  51. Sardanelli F, Trimboli RM, Tot T. Expert Review of Breast Pathology in Borderline Lesions. JAMA Oncol 2018;4:1325-6. [Crossref] [PubMed]
  52. Nelson HD, Pappas M, Cantor A, Griffin J, Daeges M, Humphrey L. Harms of Breast Cancer Screening: Systematic Review to Update the 2009 U.S. Preventive Services Task Force Recommendation. Ann Intern Med 2016;164:256-67. [Crossref] [PubMed]
  53. Colin C, Foray N, Di Leo G, Sardanelli F. Radiation induced breast cancer risk in BRCA mutation carriers from low-dose radiological exposures: a systematic review. Radioprotection 2017;52:231-40. [Crossref]
  54. Sardanelli F, Cozzi A, Trimboli RM, Schiaffino S. Gadolinium Retention and Breast MRI Screening: More Harm Than Good? AJR Am J Roentgenol 2020;214:324-7. [Crossref] [PubMed]
  55. Patel BK, Gray RJ, Pockaj BA. Potential Cost Savings of Contrast-Enhanced Digital Mammography. AJR Am J Roentgenol 2017;208:W231-7. [Crossref] [PubMed]
  56. Xiang W, Rao H, Zhou L. A meta-analysis of contrast-enhanced spectral mammography versus MRI in the diagnosis of breast cancer. Thorac Cancer 2020;11:1423-32. [Crossref] [PubMed]
  57. Hobbs MM, Taylor DB, Buzynski S, Peake RE. Contrast-enhanced spectral mammography (CESM) and contrast enhanced MRI (CEMRI): Patient preferences and tolerance.
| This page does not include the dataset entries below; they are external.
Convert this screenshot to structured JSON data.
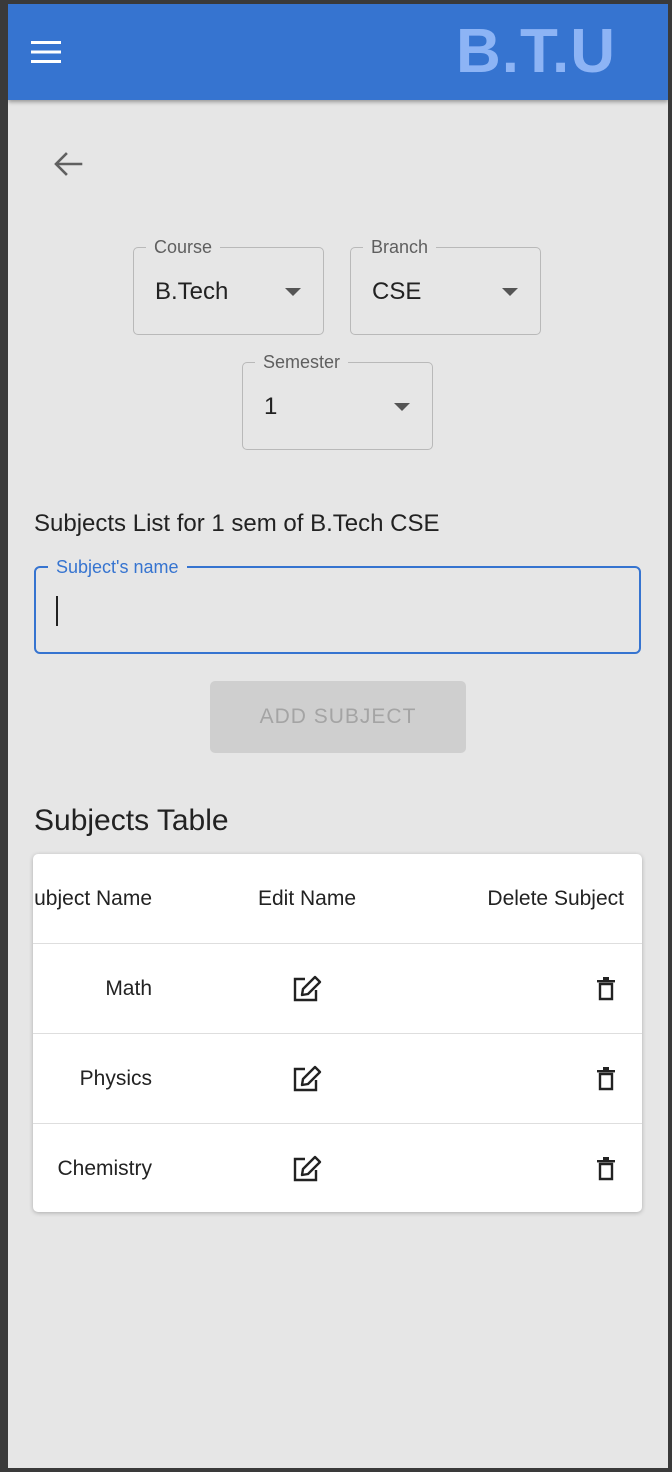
{
  "app": {
    "brand": "B.T.U"
  },
  "filters": {
    "course": {
      "label": "Course",
      "value": "B.Tech"
    },
    "branch": {
      "label": "Branch",
      "value": "CSE"
    },
    "semester": {
      "label": "Semester",
      "value": "1"
    }
  },
  "subjects_list_heading": "Subjects List for 1 sem of B.Tech CSE",
  "subject_input": {
    "label": "Subject's name",
    "value": ""
  },
  "add_button_label": "ADD SUBJECT",
  "table": {
    "title": "Subjects Table",
    "headers": {
      "name": "ubject Name",
      "edit": "Edit Name",
      "delete": "Delete Subject"
    },
    "rows": [
      {
        "name": "Math"
      },
      {
        "name": "Physics"
      },
      {
        "name": "Chemistry"
      }
    ]
  },
  "icons": {
    "menu": "menu-icon",
    "back": "arrow-left-icon",
    "edit": "edit-icon",
    "delete": "trash-icon"
  },
  "colors": {
    "primary": "#3674d0",
    "brand_text": "#8db4f5",
    "background": "#e6e6e6"
  }
}
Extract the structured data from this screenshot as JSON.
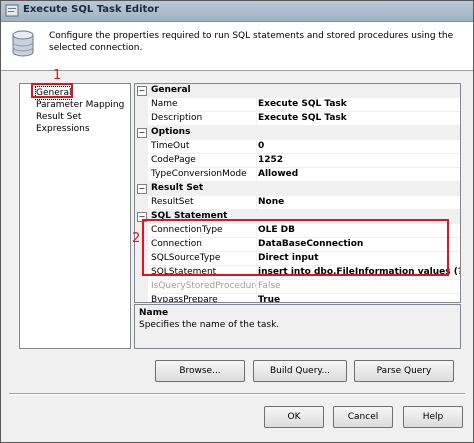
{
  "window": {
    "title": "Execute SQL Task Editor",
    "accent": "#9fb2c6"
  },
  "header": {
    "description": "Configure the properties required to run SQL statements and stored procedures using the selected connection."
  },
  "nav": {
    "items": [
      {
        "label": "General",
        "selected": true
      },
      {
        "label": "Parameter Mapping"
      },
      {
        "label": "Result Set"
      },
      {
        "label": "Expressions"
      }
    ]
  },
  "annotations": {
    "label1": "1",
    "label2": "2",
    "color": "#e0141c"
  },
  "grid": {
    "categories": [
      {
        "title": "General",
        "rows": [
          {
            "key": "Name",
            "value": "Execute SQL Task"
          },
          {
            "key": "Description",
            "value": "Execute SQL Task"
          }
        ]
      },
      {
        "title": "Options",
        "rows": [
          {
            "key": "TimeOut",
            "value": "0"
          },
          {
            "key": "CodePage",
            "value": "1252"
          },
          {
            "key": "TypeConversionMode",
            "value": "Allowed"
          }
        ]
      },
      {
        "title": "Result Set",
        "rows": [
          {
            "key": "ResultSet",
            "value": "None"
          }
        ]
      },
      {
        "title": "SQL Statement",
        "rows": [
          {
            "key": "ConnectionType",
            "value": "OLE DB"
          },
          {
            "key": "Connection",
            "value": "DataBaseConnection"
          },
          {
            "key": "SQLSourceType",
            "value": "Direct input"
          },
          {
            "key": "SQLStatement",
            "value": "insert into dbo.FileInformation values (?)"
          },
          {
            "key": "IsQueryStoredProcedure",
            "value": "False"
          },
          {
            "key": "BypassPrepare",
            "value": "True"
          }
        ]
      }
    ]
  },
  "description_panel": {
    "title": "Name",
    "text": "Specifies the name of the task."
  },
  "buttons": {
    "browse": "Browse...",
    "build_query": "Build Query...",
    "parse_query": "Parse Query",
    "ok": "OK",
    "cancel": "Cancel",
    "help": "Help"
  }
}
J Med Imaging Radiat Oncol 2015;59:300-5. [Crossref] [PubMed]
  58. McKinney SM, Sieniek M, Godbole V, Godwin J, Antropova N, Ashrafian H, Back T, Chesus M, Corrado GC, Darzi A, Etemadi M, Garcia-Vicente F, Gilbert FJ, Halling-Brown M, Hassabis D, Jansen S, Karthikesalingam A, Kelly CJ, King D, Ledsam JR, Melnick D, Mostofi H, Peng L, Reicher JJ, Romera-Paredes B, Sidebottom R, Suleyman M, Tse D, Young KC, De Fauw J, Shetty S. International evaluation of an AI system for breast cancer screening. Nature 2020;577:89-94. [Crossref] [PubMed]
  59. Drukker K, Giger ML, Joe BN, Kerlikowske K, Greenwood H, Drukteinis JS, Niell B, Fan B, Malkov S, Avila J, Kazemi L, Shepherd J. Combined Benefit of Quantitative Three-Compartment Breast Image Analysis and Mammography Radiomics in the Classification of Breast Masses in a Clinical Data Set. Radiology 2019;290:621-8. [Crossref] [PubMed]
Cite this article as: Cozzi A, Schiaffino S, Giorgi Rossi P, Sardanelli F. Breast cancer screening: in the era of personalized medicine, age is just a number. Quant Imaging Med Surg 2020;10(12):2401-2407. doi: 10.21037/qims-2020-26